*Exercise prompt*:
When you output the records, match them exactly and omit any picture they include.

*Information given*:
□ □ □ □ □
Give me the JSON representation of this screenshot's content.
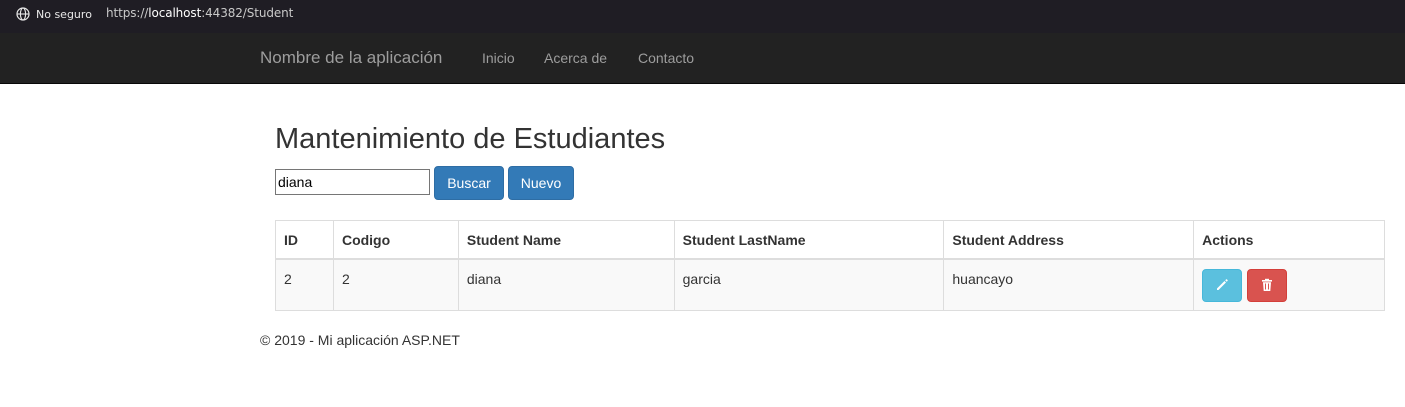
{
  "browser": {
    "security_label": "No seguro",
    "url_scheme": "https://",
    "url_host": "localhost",
    "url_rest": ":44382/Student"
  },
  "navbar": {
    "brand": "Nombre de la aplicación",
    "links": [
      "Inicio",
      "Acerca de",
      "Contacto"
    ]
  },
  "page": {
    "title": "Mantenimiento de Estudiantes",
    "search_value": "diana",
    "search_button": "Buscar",
    "new_button": "Nuevo"
  },
  "table": {
    "headers": [
      "ID",
      "Codigo",
      "Student Name",
      "Student LastName",
      "Student Address",
      "Actions"
    ],
    "rows": [
      {
        "id": "2",
        "codigo": "2",
        "name": "diana",
        "lastname": "garcia",
        "address": "huancayo",
        "actions": [
          "pencil-icon",
          "trash-icon"
        ]
      }
    ]
  },
  "footer": {
    "text": "© 2019 - Mi aplicación ASP.NET"
  },
  "colors": {
    "navbar_bg": "#222222",
    "primary": "#337ab7",
    "info": "#5bc0de",
    "danger": "#d9534f"
  }
}
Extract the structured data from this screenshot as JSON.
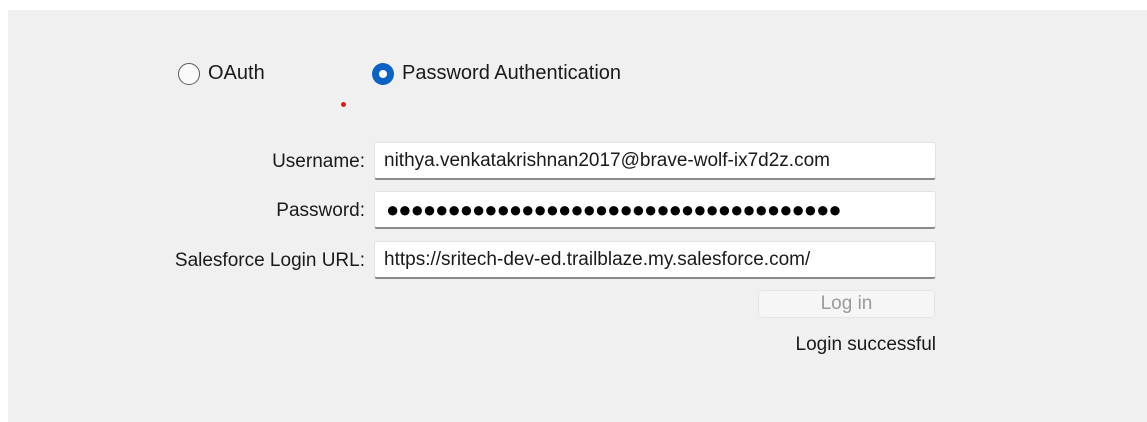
{
  "auth_options": {
    "oauth_label": "OAuth",
    "password_label": "Password Authentication",
    "selected": "password"
  },
  "form": {
    "username_label": "Username:",
    "username_value": "nithya.venkatakrishnan2017@brave-wolf-ix7d2z.com",
    "password_label": "Password:",
    "password_mask": "●●●●●●●●●●●●●●●●●●●●●●●●●●●●●●●●●●●●●",
    "url_label": "Salesforce Login URL:",
    "url_value": "https://sritech-dev-ed.trailblaze.my.salesforce.com/"
  },
  "login_button_label": "Log in",
  "status_message": "Login successful",
  "colors": {
    "radio_selected": "#0a63c4",
    "marker_dot": "#e01b1b"
  }
}
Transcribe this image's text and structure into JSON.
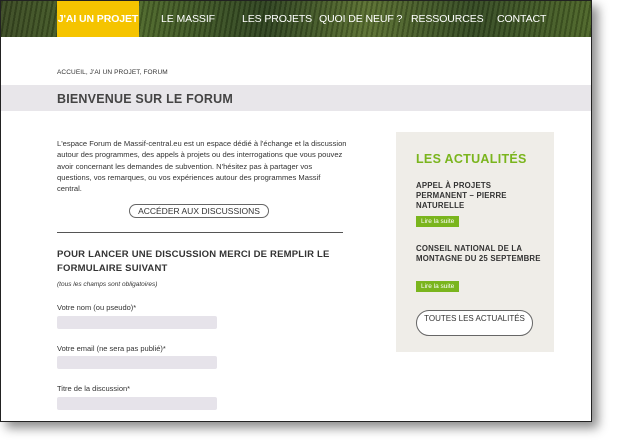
{
  "nav": {
    "items": [
      {
        "label": "J'AI UN PROJET",
        "active": true
      },
      {
        "label": "LE MASSIF"
      },
      {
        "label": "LES PROJETS"
      },
      {
        "label": "QUOI DE NEUF ?"
      },
      {
        "label": "RESSOURCES"
      },
      {
        "label": "CONTACT"
      }
    ],
    "active_color": "#f5c400"
  },
  "breadcrumb": "ACCUEIL, J'AI UN PROJET, FORUM",
  "page_title": "BIENVENUE SUR LE FORUM",
  "intro": "L'espace Forum de Massif-central.eu est un espace dédié à l'échange et la discussion autour des programmes, des appels à projets ou des interrogations que vous pouvez avoir concernant les demandes de subvention. N'hésitez pas à partager vos questions, vos remarques, ou vos expériences autour des programmes Massif central.",
  "access_button": "ACCÉDER AUX DISCUSSIONS",
  "form": {
    "heading": "POUR LANCER UNE DISCUSSION MERCI DE REMPLIR LE FORMULAIRE SUIVANT",
    "required_note": "(tous les champs sont obligatoires)",
    "fields": [
      {
        "label": "Votre nom (ou pseudo)*",
        "value": ""
      },
      {
        "label": "Votre email (ne sera pas publié)*",
        "value": ""
      },
      {
        "label": "Titre de la discussion*",
        "value": ""
      }
    ]
  },
  "news": {
    "heading": "LES ACTUALITÉS",
    "accent_color": "#7ab51d",
    "items": [
      {
        "title": "APPEL À PROJETS PERMANENT – PIERRE NATURELLE",
        "link": "Lire la suite"
      },
      {
        "title": "CONSEIL NATIONAL DE LA MONTAGNE DU 25 SEPTEMBRE",
        "link": "Lire la suite"
      }
    ],
    "all_button": "TOUTES LES ACTUALITÉS"
  }
}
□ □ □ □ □
*Response below*:
Give me the JSON representation of this screenshot's content.
{
  "browser": {
    "security_label": "No seguro",
    "url_scheme": "https://",
    "url_host": "localhost",
    "url_rest": ":44382/Student"
  },
  "navbar": {
    "brand": "Nombre de la aplicación",
    "links": [
      "Inicio",
      "Acerca de",
      "Contacto"
    ]
  },
  "page": {
    "title": "Mantenimiento de Estudiantes",
    "search_value": "diana",
    "search_button": "Buscar",
    "new_button": "Nuevo"
  },
  "table": {
    "headers": [
      "ID",
      "Codigo",
      "Student Name",
      "Student LastName",
      "Student Address",
      "Actions"
    ],
    "rows": [
      {
        "id": "2",
        "codigo": "2",
        "name": "diana",
        "lastname": "garcia",
        "address": "huancayo",
        "actions": [
          "pencil-icon",
          "trash-icon"
        ]
      }
    ]
  },
  "footer": {
    "text": "© 2019 - Mi aplicación ASP.NET"
  },
  "colors": {
    "navbar_bg": "#222222",
    "primary": "#337ab7",
    "info": "#5bc0de",
    "danger": "#d9534f"
  }
}
Extract the structured data from this screenshot as JSON.
{
  "auth_options": {
    "oauth_label": "OAuth",
    "password_label": "Password Authentication",
    "selected": "password"
  },
  "form": {
    "username_label": "Username:",
    "username_value": "nithya.venkatakrishnan2017@brave-wolf-ix7d2z.com",
    "password_label": "Password:",
    "password_mask": "●●●●●●●●●●●●●●●●●●●●●●●●●●●●●●●●●●●●●",
    "url_label": "Salesforce Login URL:",
    "url_value": "https://sritech-dev-ed.trailblaze.my.salesforce.com/"
  },
  "login_button_label": "Log in",
  "status_message": "Login successful",
  "colors": {
    "radio_selected": "#0a63c4",
    "marker_dot": "#e01b1b"
  }
}
Transcribe this image's text and structure into JSON.
{
  "nav": {
    "items": [
      {
        "label": "J'AI UN PROJET",
        "active": true
      },
      {
        "label": "LE MASSIF"
      },
      {
        "label": "LES PROJETS"
      },
      {
        "label": "QUOI DE NEUF ?"
      },
      {
        "label": "RESSOURCES"
      },
      {
        "label": "CONTACT"
      }
    ],
    "active_color": "#f5c400"
  },
  "breadcrumb": "ACCUEIL, J'AI UN PROJET, FORUM",
  "page_title": "BIENVENUE SUR LE FORUM",
  "intro": "L'espace Forum de Massif-central.eu est un espace dédié à l'échange et la discussion autour des programmes, des appels à projets ou des interrogations que vous pouvez avoir concernant les demandes de subvention. N'hésitez pas à partager vos questions, vos remarques, ou vos expériences autour des programmes Massif central.",
  "access_button": "ACCÉDER AUX DISCUSSIONS",
  "form": {
    "heading": "POUR LANCER UNE DISCUSSION MERCI DE REMPLIR LE FORMULAIRE SUIVANT",
    "required_note": "(tous les champs sont obligatoires)",
    "fields": [
      {
        "label": "Votre nom (ou pseudo)*",
        "value": ""
      },
      {
        "label": "Votre email (ne sera pas publié)*",
        "value": ""
      },
      {
        "label": "Titre de la discussion*",
        "value": ""
      }
    ]
  },
  "news": {
    "heading": "LES ACTUALITÉS",
    "accent_color": "#7ab51d",
    "items": [
      {
        "title": "APPEL À PROJETS PERMANENT – PIERRE NATURELLE",
        "link": "Lire la suite"
      },
      {
        "title": "CONSEIL NATIONAL DE LA MONTAGNE DU 25 SEPTEMBRE",
        "link": "Lire la suite"
      }
    ],
    "all_button": "TOUTES LES ACTUALITÉS"
  }
}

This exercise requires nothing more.